These are collective investments, where your money is invested with other investors in a range of different holdings. Some funds focus on a specific area, type of investment or sector, while others are more general and invest across several regions and sectors.

Fund managers publish information about the underlying asset allocation of a fund, so make sure you look at this before investing.

Find out more about funds

Thinking about risk and return

Diversification won’t stop you experiencing losses, but it can help you spread your overall risk. Do remember, though, that you can’t get rid of risk completely. Any investment can go up or down in value and you could make or lose money. You should find a spread of investments and a level of risk and return that you’re comfortable with.

Assets like bonds and gilts can help offset riskier investments like shares, but the downside is they don't offer the same potential for higher returns. Cash investments are also less risky than shares, but if the cost of living rises more than the rate of any interest you're getting, your money could fall in 'real' value over time.

The investments you pick for your portfolio will depend on how long you plan to invest (which should be for at least a five-year term), how much risk you’re happy to take and your financial objectives. If you’re not sure which investments to choose, seek independent financial advice.

No matter what approach you take to diversification, you might still get back less than you invest.

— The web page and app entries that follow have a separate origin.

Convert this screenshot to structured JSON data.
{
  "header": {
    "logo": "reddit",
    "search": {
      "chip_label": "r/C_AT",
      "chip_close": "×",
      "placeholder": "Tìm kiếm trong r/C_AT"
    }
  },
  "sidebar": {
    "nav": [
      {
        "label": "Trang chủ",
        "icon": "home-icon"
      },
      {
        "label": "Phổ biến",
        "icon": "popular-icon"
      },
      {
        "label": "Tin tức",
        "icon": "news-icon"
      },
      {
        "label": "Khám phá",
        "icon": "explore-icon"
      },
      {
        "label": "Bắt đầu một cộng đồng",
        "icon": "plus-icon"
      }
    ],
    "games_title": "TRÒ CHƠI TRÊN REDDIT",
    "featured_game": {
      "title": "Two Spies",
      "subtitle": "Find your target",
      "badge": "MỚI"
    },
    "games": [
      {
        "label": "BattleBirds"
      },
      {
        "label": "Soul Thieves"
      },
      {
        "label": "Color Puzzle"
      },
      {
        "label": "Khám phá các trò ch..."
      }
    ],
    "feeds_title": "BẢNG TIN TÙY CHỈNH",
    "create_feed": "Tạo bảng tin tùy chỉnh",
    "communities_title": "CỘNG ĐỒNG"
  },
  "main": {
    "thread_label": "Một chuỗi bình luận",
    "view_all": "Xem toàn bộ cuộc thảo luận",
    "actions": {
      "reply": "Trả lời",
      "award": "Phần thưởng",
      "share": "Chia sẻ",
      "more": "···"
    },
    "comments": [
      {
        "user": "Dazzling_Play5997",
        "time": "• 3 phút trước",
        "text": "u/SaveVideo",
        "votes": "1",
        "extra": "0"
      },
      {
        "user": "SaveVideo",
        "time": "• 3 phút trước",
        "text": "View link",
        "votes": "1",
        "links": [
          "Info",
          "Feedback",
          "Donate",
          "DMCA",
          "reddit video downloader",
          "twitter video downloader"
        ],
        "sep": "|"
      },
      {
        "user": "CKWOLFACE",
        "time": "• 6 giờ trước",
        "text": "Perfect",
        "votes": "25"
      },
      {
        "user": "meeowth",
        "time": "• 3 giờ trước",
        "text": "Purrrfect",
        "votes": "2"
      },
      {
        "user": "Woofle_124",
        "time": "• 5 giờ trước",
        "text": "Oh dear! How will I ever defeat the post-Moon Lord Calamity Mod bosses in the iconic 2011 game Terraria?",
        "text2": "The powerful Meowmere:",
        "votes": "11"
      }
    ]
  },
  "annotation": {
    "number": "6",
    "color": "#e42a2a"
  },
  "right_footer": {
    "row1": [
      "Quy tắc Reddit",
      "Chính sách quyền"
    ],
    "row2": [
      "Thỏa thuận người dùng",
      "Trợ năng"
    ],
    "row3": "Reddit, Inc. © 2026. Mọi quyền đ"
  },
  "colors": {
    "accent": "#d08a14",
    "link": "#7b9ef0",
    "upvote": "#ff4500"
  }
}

The value of investments can fall as well as rise and you could get back less than you invest. If you’re not sure about investing, seek independent advice.

You may also be interested in

The value of investments can fall as well as rise. You may get back less than you invest.

Reducing unnecessary risk

You need to decide how much risk you’re willing to take when you invest. This will largely depend on your financial goals, how prepared you are to accept losses, and how soon you need your money. In this section, we'll help you understand how to manage risk when investing.

Principles of investing

If you’re new to investing, knowing where to start can be a daunting task. Here, we guide you through your investment journey, from what to consider before you start, the different types of investment account, which might suit you, and the various asset classes. You’ll also learn why it’s important to focus on the long-term as an investor, and create a diversified portfolio which includes a range of different investments.